By R. Douglas Brubaker, The Fridtjof Nansen Institute, Lysaker, Norway.

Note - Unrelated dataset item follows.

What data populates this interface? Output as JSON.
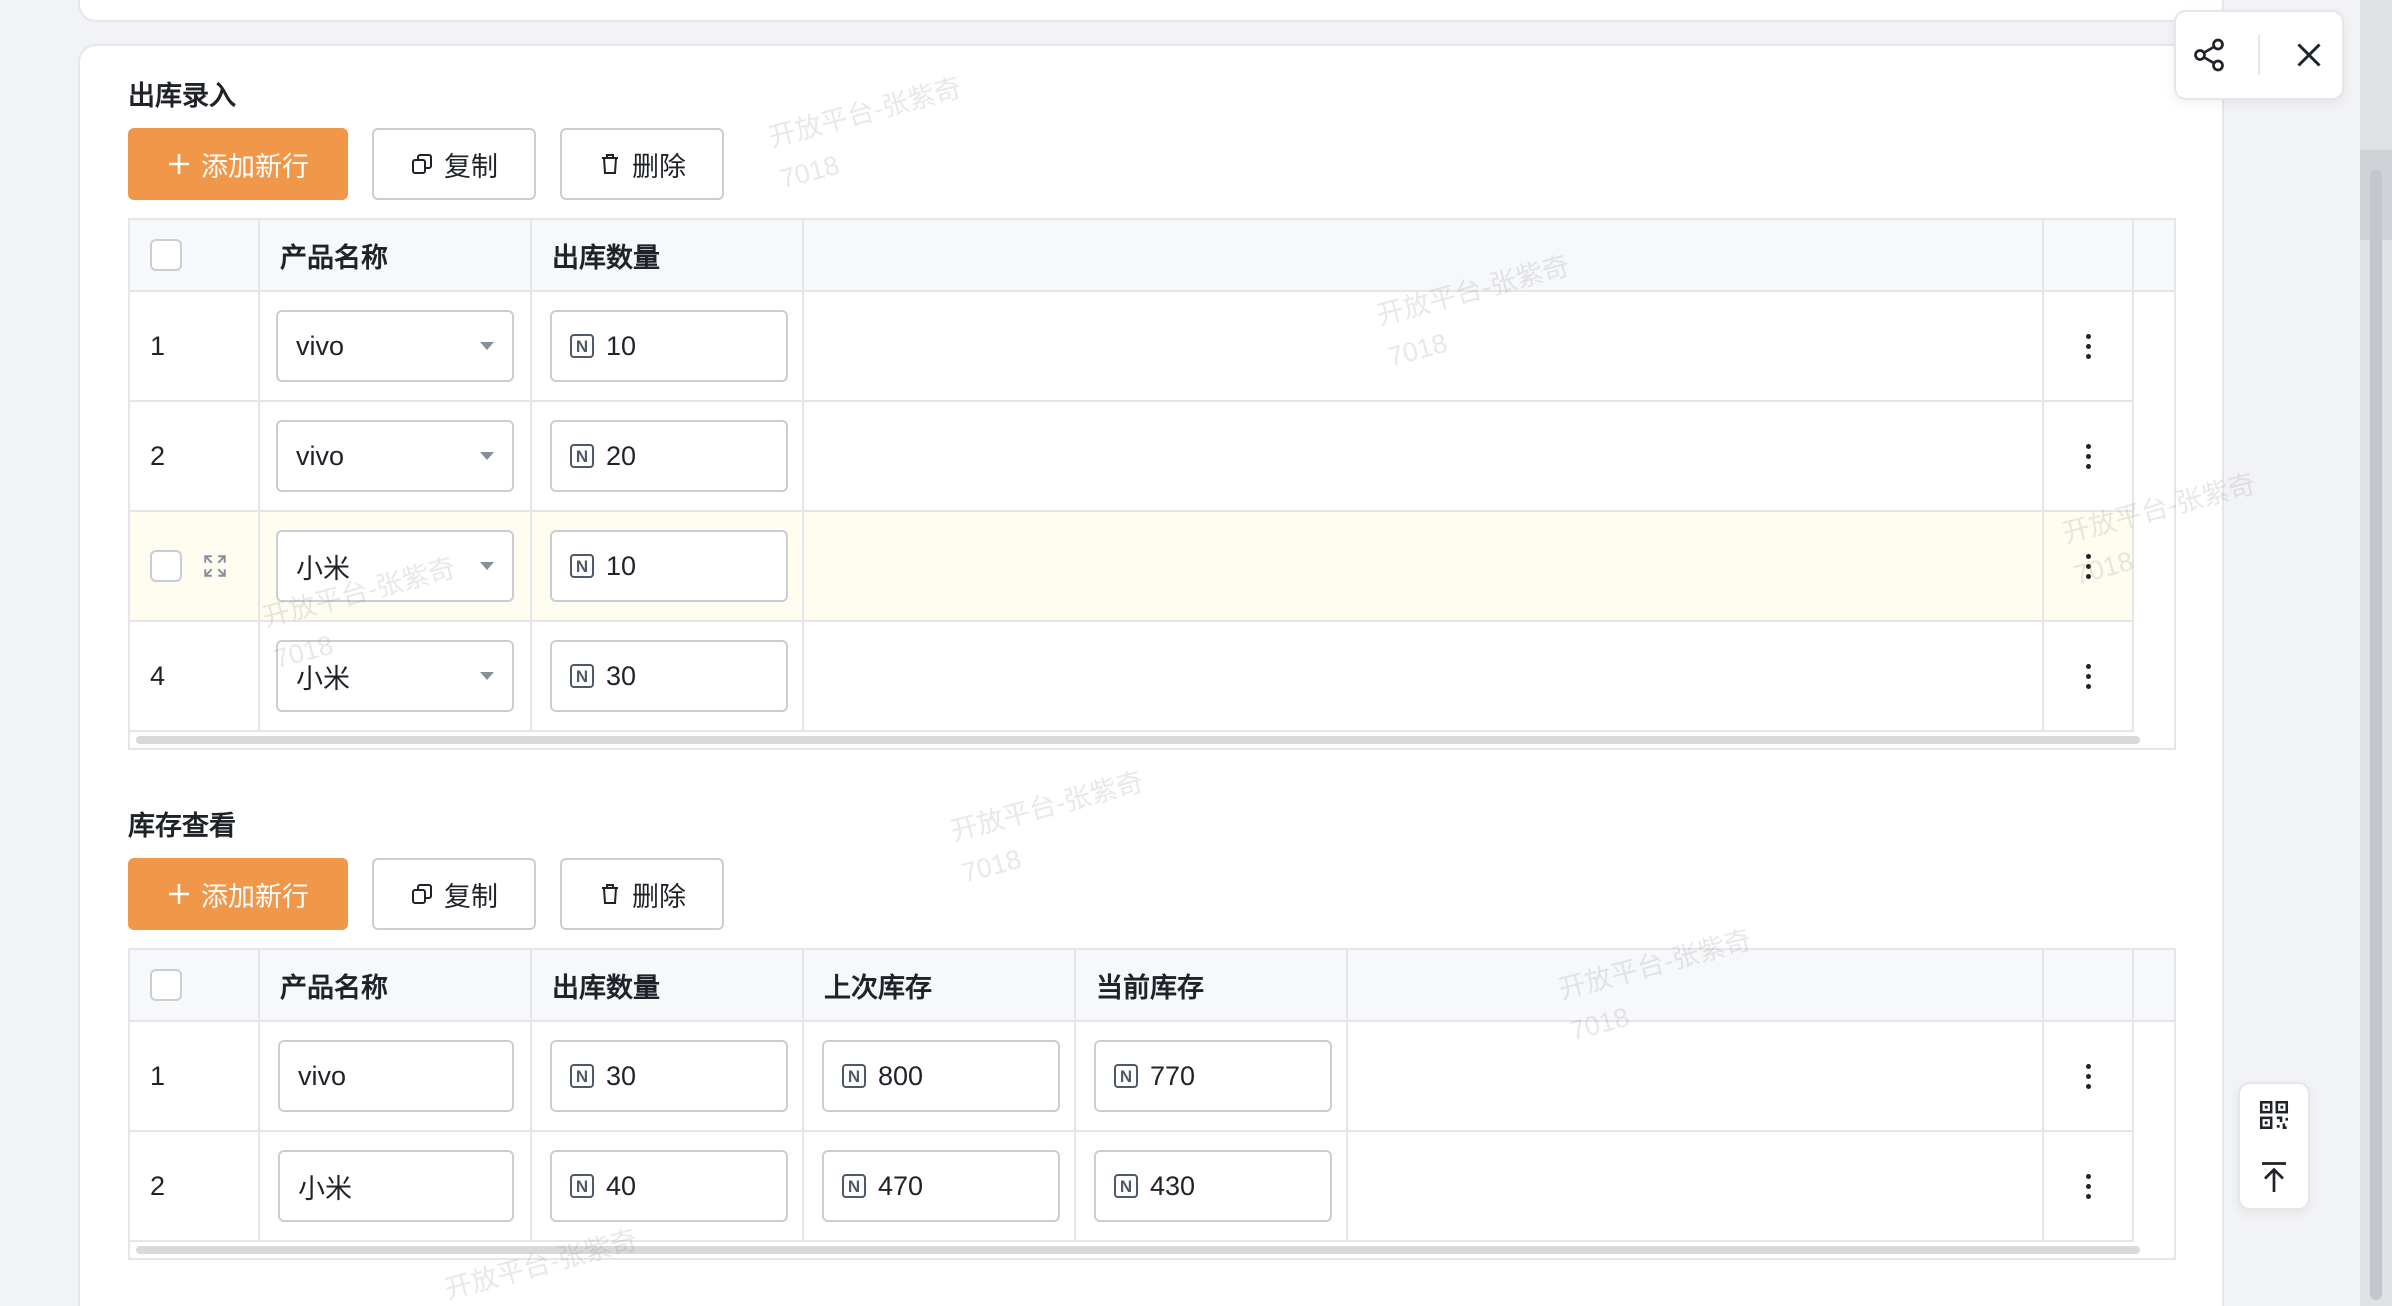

In Working Paper No. 79, "Environmental Regulation in the Russian Arctic," recommendations are forwarded corresponding to and closely related to those forwarded in the Working Paper, No. 52, "Jurisdiction Governing the Straits in Russian Arctic Waters." In order to increase world order and reduce tension, a law of the sea Conference should be convened, including delegations from the Foreign Ministries of the Arctic littoral States and including non littoral Scandinavian States. The object would be to resolve those issues exhibiting most dissension between the Russian Arctic regime and LOSC Article 234, coastal State jurisdiction in ice-covered areas. These issues are the possible application of the Russian regime to the high seas, application to public vessels, mandatory and discriminatory fees, and interface with the international straits regime. Surface passage by public vessels is exempt under LOSC Article 236, yet could still be agreed at the Conference to be made subject to the vague condition of compliance with LOSC environmental provisions, if operational capabilities are not impaired and if "reasonable and practical." The sensitive issue of submarine passage need not be mentioned. At the same time especially Russian military activities at sea, but also the U.S., might be influenced in a more environmentally positive light, building upon the trilateral military agreement for the Kara Sea between Russia, Norway and the U.S. It is maintained resolving several of the Arctic environmental issues closely tied to the jurisdictional issues is a more satisfactory and stable solution over time than physically "testing" the Russian regime, similar to the U.S. Freedom of Navigation program (FON) and possibly other State practice. As a representative from the U.S. Navy notes, negotiated agreements are much more stable in the long run than "unilateral assertions of rights premised on the process of claim and counterclaim of customary international law."